● **Exercise directions**
Write out the records word for word.
--- Material for this exercise Enclosed Below ---
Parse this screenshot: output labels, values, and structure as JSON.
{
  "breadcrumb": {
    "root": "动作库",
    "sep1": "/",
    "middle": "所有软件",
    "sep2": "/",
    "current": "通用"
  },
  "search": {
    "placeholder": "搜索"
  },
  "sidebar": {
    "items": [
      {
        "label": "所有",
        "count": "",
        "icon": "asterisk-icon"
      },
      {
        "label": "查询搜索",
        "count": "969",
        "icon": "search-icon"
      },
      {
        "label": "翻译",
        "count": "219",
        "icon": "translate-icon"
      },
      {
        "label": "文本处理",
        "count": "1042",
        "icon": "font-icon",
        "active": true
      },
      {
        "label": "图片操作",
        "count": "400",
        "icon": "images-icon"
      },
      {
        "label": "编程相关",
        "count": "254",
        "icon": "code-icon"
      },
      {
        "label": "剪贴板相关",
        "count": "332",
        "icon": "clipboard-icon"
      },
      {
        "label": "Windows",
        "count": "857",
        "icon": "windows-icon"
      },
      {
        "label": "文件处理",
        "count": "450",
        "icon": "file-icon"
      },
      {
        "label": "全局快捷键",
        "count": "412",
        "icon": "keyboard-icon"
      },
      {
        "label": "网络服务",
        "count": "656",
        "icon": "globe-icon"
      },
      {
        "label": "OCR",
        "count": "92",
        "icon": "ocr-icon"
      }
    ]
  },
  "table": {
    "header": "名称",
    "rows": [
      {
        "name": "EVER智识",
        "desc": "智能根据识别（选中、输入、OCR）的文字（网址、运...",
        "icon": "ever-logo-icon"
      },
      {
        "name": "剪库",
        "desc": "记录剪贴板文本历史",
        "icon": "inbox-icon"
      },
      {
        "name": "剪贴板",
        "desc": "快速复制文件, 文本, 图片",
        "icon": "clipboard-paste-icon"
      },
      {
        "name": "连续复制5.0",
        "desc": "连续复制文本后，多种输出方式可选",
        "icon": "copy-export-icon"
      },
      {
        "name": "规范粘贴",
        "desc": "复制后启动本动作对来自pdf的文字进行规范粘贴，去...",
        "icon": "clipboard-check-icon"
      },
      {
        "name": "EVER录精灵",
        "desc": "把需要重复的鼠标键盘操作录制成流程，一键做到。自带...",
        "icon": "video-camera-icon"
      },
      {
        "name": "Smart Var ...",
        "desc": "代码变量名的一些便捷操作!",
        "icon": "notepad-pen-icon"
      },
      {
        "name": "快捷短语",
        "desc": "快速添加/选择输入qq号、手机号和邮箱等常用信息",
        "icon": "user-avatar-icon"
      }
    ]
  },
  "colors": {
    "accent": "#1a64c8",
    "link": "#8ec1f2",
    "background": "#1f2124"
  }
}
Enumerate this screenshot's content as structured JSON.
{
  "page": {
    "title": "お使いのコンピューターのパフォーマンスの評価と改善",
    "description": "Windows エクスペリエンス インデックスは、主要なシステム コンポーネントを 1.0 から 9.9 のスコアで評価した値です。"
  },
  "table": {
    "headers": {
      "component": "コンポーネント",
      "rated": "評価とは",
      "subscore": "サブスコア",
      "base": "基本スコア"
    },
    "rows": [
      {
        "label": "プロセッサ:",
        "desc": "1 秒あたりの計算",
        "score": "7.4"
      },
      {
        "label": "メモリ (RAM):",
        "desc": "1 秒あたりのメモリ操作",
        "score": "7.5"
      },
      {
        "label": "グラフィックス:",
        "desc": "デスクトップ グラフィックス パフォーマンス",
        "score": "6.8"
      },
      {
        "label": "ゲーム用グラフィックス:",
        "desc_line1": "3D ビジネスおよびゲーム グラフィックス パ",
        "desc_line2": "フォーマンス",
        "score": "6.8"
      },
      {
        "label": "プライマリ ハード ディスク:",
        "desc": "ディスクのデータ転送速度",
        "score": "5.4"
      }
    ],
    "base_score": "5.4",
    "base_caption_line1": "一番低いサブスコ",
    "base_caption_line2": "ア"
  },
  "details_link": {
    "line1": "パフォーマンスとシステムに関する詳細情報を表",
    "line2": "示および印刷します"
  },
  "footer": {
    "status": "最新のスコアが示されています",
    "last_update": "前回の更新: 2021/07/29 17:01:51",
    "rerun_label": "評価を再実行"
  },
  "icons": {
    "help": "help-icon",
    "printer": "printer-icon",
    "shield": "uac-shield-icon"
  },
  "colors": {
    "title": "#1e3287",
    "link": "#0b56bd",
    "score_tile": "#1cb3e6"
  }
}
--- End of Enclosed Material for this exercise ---
● **Task answer**
Parse this screenshot: output labels, values, and structure as JSON.
{
  "breadcrumb": {
    "root": "动作库",
    "sep1": "/",
    "middle": "所有软件",
    "sep2": "/",
    "current": "通用"
  },
  "search": {
    "placeholder": "搜索"
  },
  "sidebar": {
    "items": [
      {
        "label": "所有",
        "count": "",
        "icon": "asterisk-icon"
      },
      {
        "label": "查询搜索",
        "count": "969",
        "icon": "search-icon"
      },
      {
        "label": "翻译",
        "count": "219",
        "icon": "translate-icon"
      },
      {
        "label": "文本处理",
        "count": "1042",
        "icon": "font-icon",
        "active": true
      },
      {
        "label": "图片操作",
        "count": "400",
        "icon": "images-icon"
      },
      {
        "label": "编程相关",
        "count": "254",
        "icon": "code-icon"
      },
      {
        "label": "剪贴板相关",
        "count": "332",
        "icon": "clipboard-icon"
      },
      {
        "label": "Windows",
        "count": "857",
        "icon": "windows-icon"
      },
      {
        "label": "文件处理",
        "count": "450",
        "icon": "file-icon"
      },
      {
        "label": "全局快捷键",
        "count": "412",
        "icon": "keyboard-icon"
      },
      {
        "label": "网络服务",
        "count": "656",
        "icon": "globe-icon"
      },
      {
        "label": "OCR",
        "count": "92",
        "icon": "ocr-icon"
      }
    ]
  },
  "table": {
    "header": "名称",
    "rows": [
      {
        "name": "EVER智识",
        "desc": "智能根据识别（选中、输入、OCR）的文字（网址、运...",
        "icon": "ever-logo-icon"
      },
      {
        "name": "剪库",
        "desc": "记录剪贴板文本历史",
        "icon": "inbox-icon"
      },
      {
        "name": "剪贴板",
        "desc": "快速复制文件, 文本, 图片",
        "icon": "clipboard-paste-icon"
      },
      {
        "name": "连续复制5.0",
        "desc": "连续复制文本后，多种输出方式可选",
        "icon": "copy-export-icon"
      },
      {
        "name": "规范粘贴",
        "desc": "复制后启动本动作对来自pdf的文字进行规范粘贴，去...",
        "icon": "clipboard-check-icon"
      },
      {
        "name": "EVER录精灵",
        "desc": "把需要重复的鼠标键盘操作录制成流程，一键做到。自带...",
        "icon": "video-camera-icon"
      },
      {
        "name": "Smart Var ...",
        "desc": "代码变量名的一些便捷操作!",
        "icon": "notepad-pen-icon"
      },
      {
        "name": "快捷短语",
        "desc": "快速添加/选择输入qq号、手机号和邮箱等常用信息",
        "icon": "user-avatar-icon"
      }
    ]
  },
  "colors": {
    "accent": "#1a64c8",
    "link": "#8ec1f2",
    "background": "#1f2124"
  }
}
Enumerate this screenshot's content as structured JSON.
{
  "page": {
    "title": "お使いのコンピューターのパフォーマンスの評価と改善",
    "description": "Windows エクスペリエンス インデックスは、主要なシステム コンポーネントを 1.0 から 9.9 のスコアで評価した値です。"
  },
  "table": {
    "headers": {
      "component": "コンポーネント",
      "rated": "評価とは",
      "subscore": "サブスコア",
      "base": "基本スコア"
    },
    "rows": [
      {
        "label": "プロセッサ:",
        "desc": "1 秒あたりの計算",
        "score": "7.4"
      },
      {
        "label": "メモリ (RAM):",
        "desc": "1 秒あたりのメモリ操作",
        "score": "7.5"
      },
      {
        "label": "グラフィックス:",
        "desc": "デスクトップ グラフィックス パフォーマンス",
        "score": "6.8"
      },
      {
        "label": "ゲーム用グラフィックス:",
        "desc_line1": "3D ビジネスおよびゲーム グラフィックス パ",
        "desc_line2": "フォーマンス",
        "score": "6.8"
      },
      {
        "label": "プライマリ ハード ディスク:",
        "desc": "ディスクのデータ転送速度",
        "score": "5.4"
      }
    ],
    "base_score": "5.4",
    "base_caption_line1": "一番低いサブスコ",
    "base_caption_line2": "ア"
  },
  "details_link": {
    "line1": "パフォーマンスとシステムに関する詳細情報を表",
    "line2": "示および印刷します"
  },
  "footer": {
    "status": "最新のスコアが示されています",
    "last_update": "前回の更新: 2021/07/29 17:01:51",
    "rerun_label": "評価を再実行"
  },
  "icons": {
    "help": "help-icon",
    "printer": "printer-icon",
    "shield": "uac-shield-icon"
  },
  "colors": {
    "title": "#1e3287",
    "link": "#0b56bd",
    "score_tile": "#1cb3e6"
  }
}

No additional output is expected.